Today is very important for anyone who believes that high-fidelity music is something that everyone should care about. It’s called Dynamic Range Day, the day when music fans stand up and scream about the horrible way songs and albums are being mastered in what has been dubbed the Loudness Wars.
Starting in the 1990s, record labels began insisting that albums be mastered—the way they are transferred to CD or to iTunes—to sound as loud as possible. To do that, mastering engineers added all kinds of compression, electronic squishing of the music so our ears perceive it to be louder. With every passing year, more and more compression has been added to make CDs and music files louder than the next. This video explains everything. If you love good sound, it’s important that you watch this.
Well, so what? This destroys any dynamic range in the performance; the quiet bits and the loud bits all seem to be the same.

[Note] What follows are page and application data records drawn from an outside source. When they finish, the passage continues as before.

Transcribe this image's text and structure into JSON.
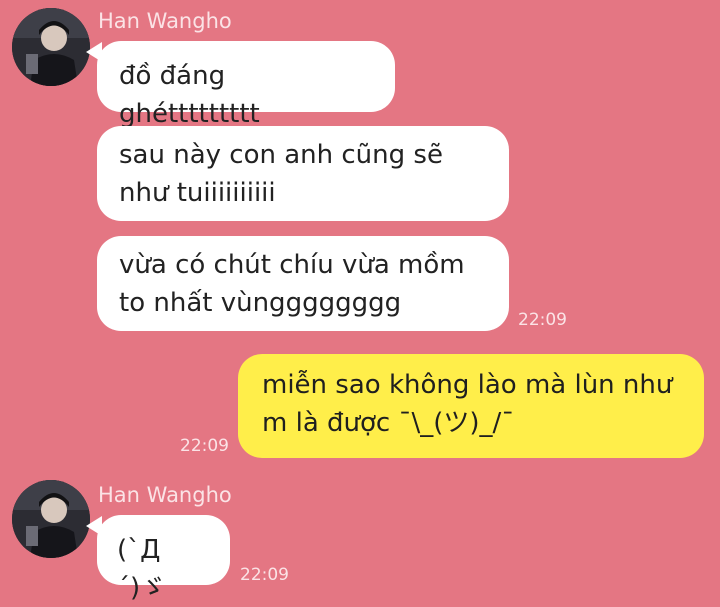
{
  "chat": {
    "groups": [
      {
        "sender": "Han Wangho",
        "messages": [
          "đồ đáng ghéttttttttt",
          "sau này con anh cũng sẽ\nnhư tuiiiiiiiiii",
          "vừa có chút chíu vừa mồm\nto nhất vùngggggggg"
        ],
        "time": "22:09"
      },
      {
        "sender": "me",
        "messages": [
          "miễn sao không lào mà lùn như\nm là được ¯\\_(ツ)_/¯"
        ],
        "time": "22:09"
      },
      {
        "sender": "Han Wangho",
        "messages": [
          "(`Д´)ゞ"
        ],
        "time": "22:09"
      }
    ]
  },
  "colors": {
    "background": "#e47683",
    "incoming_bubble": "#ffffff",
    "outgoing_bubble": "#ffee4a"
  }
}
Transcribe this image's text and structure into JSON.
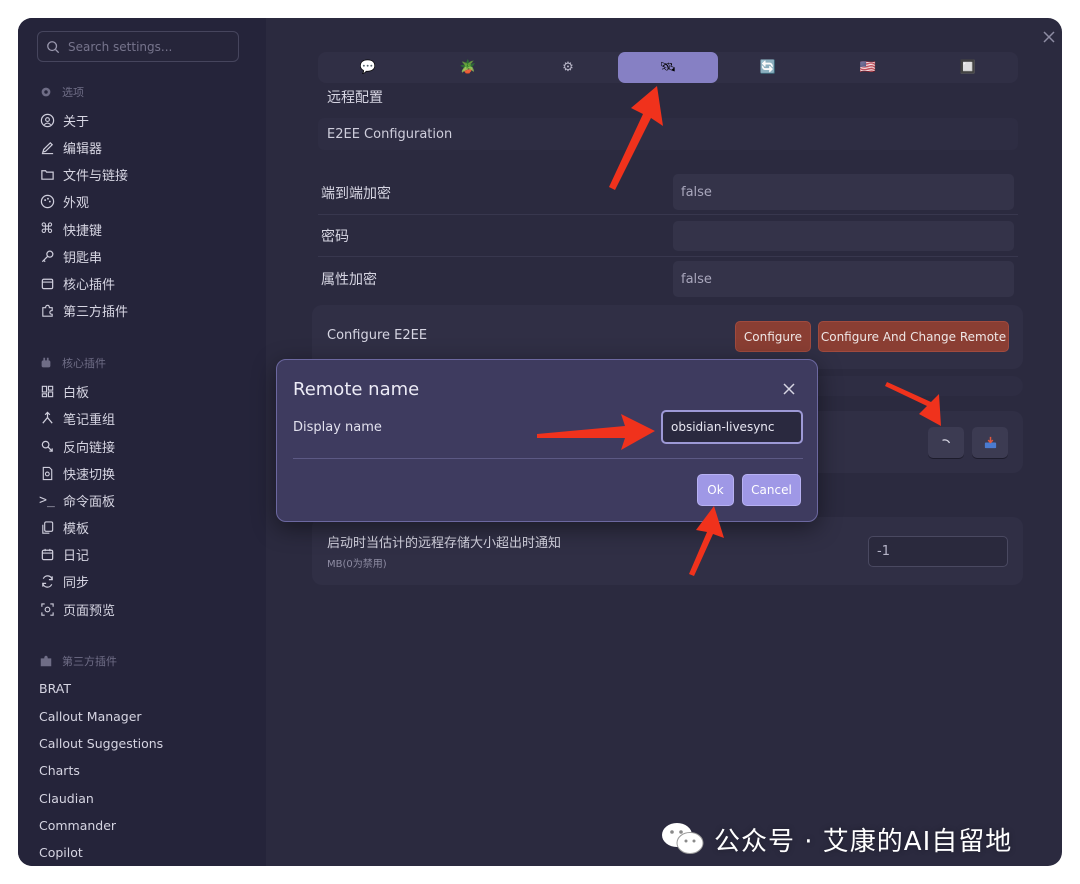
{
  "sidebar": {
    "search_placeholder": "Search settings...",
    "options_header": "选项",
    "options": [
      {
        "label": "关于",
        "icon": "info-circle-icon"
      },
      {
        "label": "编辑器",
        "icon": "pencil-icon"
      },
      {
        "label": "文件与链接",
        "icon": "folder-link-icon"
      },
      {
        "label": "外观",
        "icon": "palette-icon"
      },
      {
        "label": "快捷键",
        "icon": "command-icon"
      },
      {
        "label": "钥匙串",
        "icon": "key-icon"
      },
      {
        "label": "核心插件",
        "icon": "calendar-icon"
      },
      {
        "label": "第三方插件",
        "icon": "puzzle-icon"
      }
    ],
    "core_header": "核心插件",
    "core": [
      {
        "label": "白板",
        "icon": "canvas-icon"
      },
      {
        "label": "笔记重组",
        "icon": "merge-icon"
      },
      {
        "label": "反向链接",
        "icon": "backlink-icon"
      },
      {
        "label": "快速切换",
        "icon": "file-search-icon"
      },
      {
        "label": "命令面板",
        "icon": "terminal-icon"
      },
      {
        "label": "模板",
        "icon": "copy-icon"
      },
      {
        "label": "日记",
        "icon": "calendar-icon"
      },
      {
        "label": "同步",
        "icon": "refresh-icon"
      },
      {
        "label": "页面预览",
        "icon": "preview-icon"
      }
    ],
    "third_header": "第三方插件",
    "third": [
      "BRAT",
      "Callout Manager",
      "Callout Suggestions",
      "Charts",
      "Claudian",
      "Commander",
      "Copilot"
    ]
  },
  "tabs": [
    {
      "icon": "chat-bubble-icon",
      "glyph": "💬",
      "active": false
    },
    {
      "icon": "potted-plant-icon",
      "glyph": "🪴",
      "active": false
    },
    {
      "icon": "gear-icon",
      "glyph": "⚙",
      "active": false
    },
    {
      "icon": "satellite-icon",
      "glyph": "🛰",
      "active": true
    },
    {
      "icon": "sync-icon",
      "glyph": "🔄",
      "active": false
    },
    {
      "icon": "flag-icon",
      "glyph": "🇺🇸",
      "active": false
    },
    {
      "icon": "grid-icon",
      "glyph": "🔲",
      "active": false
    }
  ],
  "main": {
    "section_title": "远程配置",
    "e2ee_title": "E2EE Configuration",
    "rows": [
      {
        "label": "端到端加密",
        "value": "false"
      },
      {
        "label": "密码",
        "value": ""
      },
      {
        "label": "属性加密",
        "value": "false"
      }
    ],
    "configure_label": "Configure E2EE",
    "configure_btn": "Configure",
    "configure_change_btn": "Configure And Change Remote",
    "notify_label": "启动时当估计的远程存储大小超出时通知",
    "notify_sub": "MB(0为禁用)",
    "notify_value": "-1"
  },
  "modal": {
    "title": "Remote name",
    "field_label": "Display name",
    "field_value": "obsidian-livesync",
    "ok": "Ok",
    "cancel": "Cancel"
  },
  "watermark": "公众号 · 艾康的AI自留地"
}
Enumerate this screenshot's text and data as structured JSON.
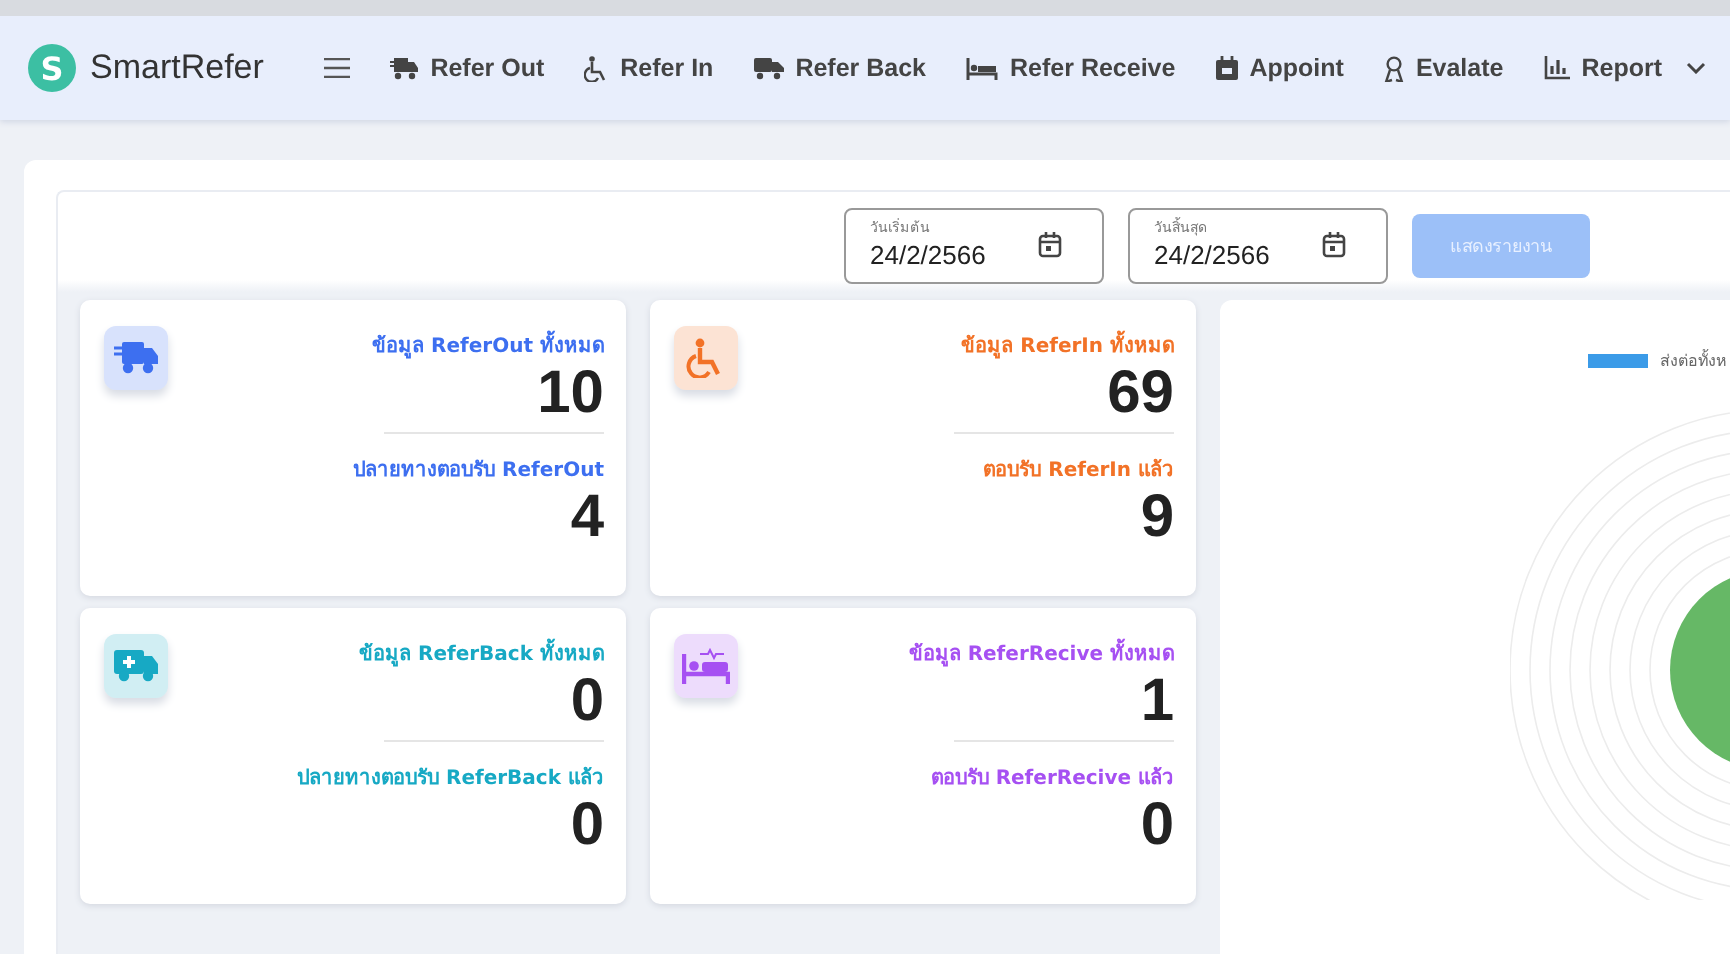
{
  "brand": {
    "name": "SmartRefer",
    "logo_letter": "S"
  },
  "nav": [
    {
      "label": "Refer Out",
      "kind": "truck"
    },
    {
      "label": "Refer In",
      "kind": "wheelchair"
    },
    {
      "label": "Refer Back",
      "kind": "van"
    },
    {
      "label": "Refer Receive",
      "kind": "bed"
    },
    {
      "label": "Appoint",
      "kind": "calendar"
    },
    {
      "label": "Evalate",
      "kind": "ribbon"
    },
    {
      "label": "Report",
      "kind": "chart",
      "dropdown": true
    }
  ],
  "filters": {
    "start": {
      "label": "วันเริ่มต้น",
      "value": "24/2/2566"
    },
    "end": {
      "label": "วันสิ้นสุด",
      "value": "24/2/2566"
    },
    "button": {
      "label": "แสดงรายงาน",
      "disabled": true
    }
  },
  "cards": [
    {
      "kind": "truck",
      "color": "#3d6ff0",
      "total_label": "ข้อมูล ReferOut ทั้งหมด",
      "total": "10",
      "accepted_label": "ปลายทางตอบรับ ReferOut",
      "accepted": "4"
    },
    {
      "kind": "wheelchair",
      "color": "#f27227",
      "total_label": "ข้อมูล ReferIn ทั้งหมด",
      "total": "69",
      "accepted_label": "ตอบรับ ReferIn แล้ว",
      "accepted": "9"
    },
    {
      "kind": "ambulance",
      "color": "#17a9c4",
      "total_label": "ข้อมูล ReferBack ทั้งหมด",
      "total": "0",
      "accepted_label": "ปลายทางตอบรับ ReferBack แล้ว",
      "accepted": "0"
    },
    {
      "kind": "bed",
      "color": "#a650f2",
      "total_label": "ข้อมูล ReferRecive ทั้งหมด",
      "total": "1",
      "accepted_label": "ตอบรับ ReferRecive แล้ว",
      "accepted": "0"
    }
  ],
  "chart": {
    "legend": [
      {
        "label": "ส่งต่อทั้งห",
        "color": "#3b9be8"
      }
    ]
  }
}
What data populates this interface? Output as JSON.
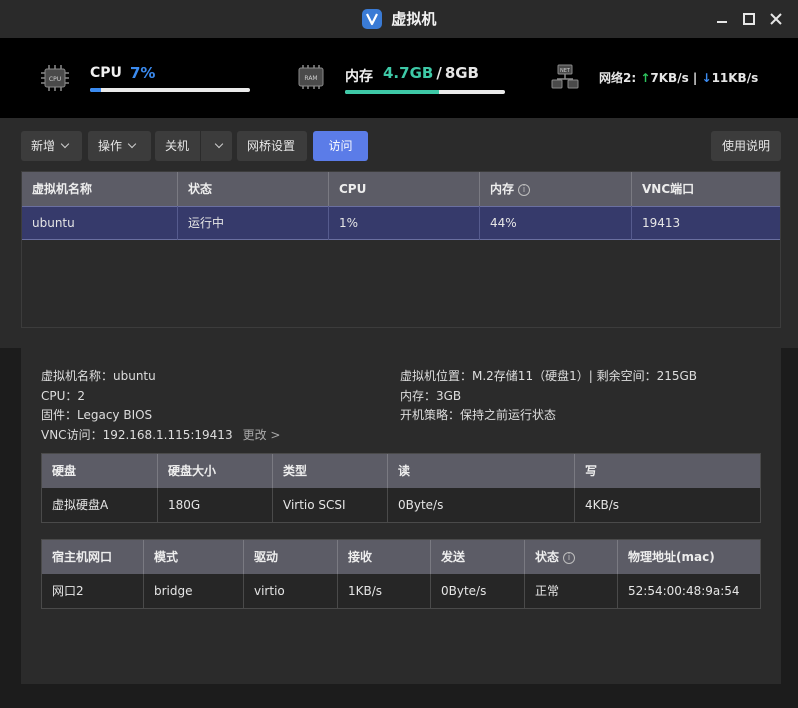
{
  "window": {
    "title": "虚拟机",
    "app_icon": "vm-app-icon"
  },
  "stats": {
    "cpu": {
      "label": "CPU",
      "value": "7%",
      "percent": 7,
      "chip_icon": "cpu-chip-icon",
      "chip_text": "CPU"
    },
    "memory": {
      "label": "内存",
      "used": "4.7GB",
      "separator": "/",
      "total": "8GB",
      "percent": 59,
      "chip_icon": "ram-chip-icon",
      "chip_text": "RAM"
    },
    "network": {
      "label": "网络2:",
      "up_arrow": "↑",
      "up": "7KB/s",
      "divider": "|",
      "down_arrow": "↓",
      "down": "11KB/s",
      "icon": "network-icon",
      "icon_text": "NET"
    }
  },
  "toolbar": {
    "new_label": "新增",
    "ops_label": "操作",
    "power_label": "关机",
    "bridge_label": "网桥设置",
    "visit_label": "访问",
    "help_label": "使用说明"
  },
  "vm_table": {
    "columns": [
      "虚拟机名称",
      "状态",
      "CPU",
      "内存",
      "VNC端口"
    ],
    "rows": [
      {
        "name": "ubuntu",
        "status": "运行中",
        "cpu": "1%",
        "memory": "44%",
        "vnc": "19413"
      }
    ]
  },
  "details": {
    "name": "虚拟机名称：ubuntu",
    "cpu": "CPU：2",
    "firmware": "固件：Legacy BIOS",
    "vnc": "VNC访问：192.168.1.115:19413",
    "vnc_change": "更改 >",
    "location": "虚拟机位置：M.2存储11（硬盘1）| 剩余空间：215GB",
    "memory": "内存：3GB",
    "boot_policy": "开机策略：保持之前运行状态"
  },
  "disk_table": {
    "columns": [
      "硬盘",
      "硬盘大小",
      "类型",
      "读",
      "写"
    ],
    "rows": [
      {
        "disk": "虚拟硬盘A",
        "size": "180G",
        "type": "Virtio SCSI",
        "read": "0Byte/s",
        "write": "4KB/s"
      }
    ]
  },
  "port_table": {
    "columns": [
      "宿主机网口",
      "模式",
      "驱动",
      "接收",
      "发送",
      "状态",
      "物理地址(mac)"
    ],
    "rows": [
      {
        "port": "网口2",
        "mode": "bridge",
        "driver": "virtio",
        "rx": "1KB/s",
        "tx": "0Byte/s",
        "status": "正常",
        "mac": "52:54:00:48:9a:54"
      }
    ]
  },
  "colors": {
    "accent_blue": "#3b8bf0",
    "mem_green": "#3ec9a7",
    "visit_button": "#5b7ce8",
    "selected_row": "#363a6b",
    "net_up": "#2ec45e"
  }
}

This introduces distortion and causes all kinds of listener fatigue. Any Red Hot Chili Peppers album released since 1995 are the worst (here’s an example). Metallica’s St. Anger album is an unmitigated disaster. I have CDs from the 1980s that sound fuller and richer than a reissue of the same album put out last year.
Here’s another example of insidiously awful the Loudness Wars are.
Let’s talk another look at “Teen Spirit.”
The point of Dynamic Range Day is for music lovers to say enough is enough. Let the music breathe, goddammit!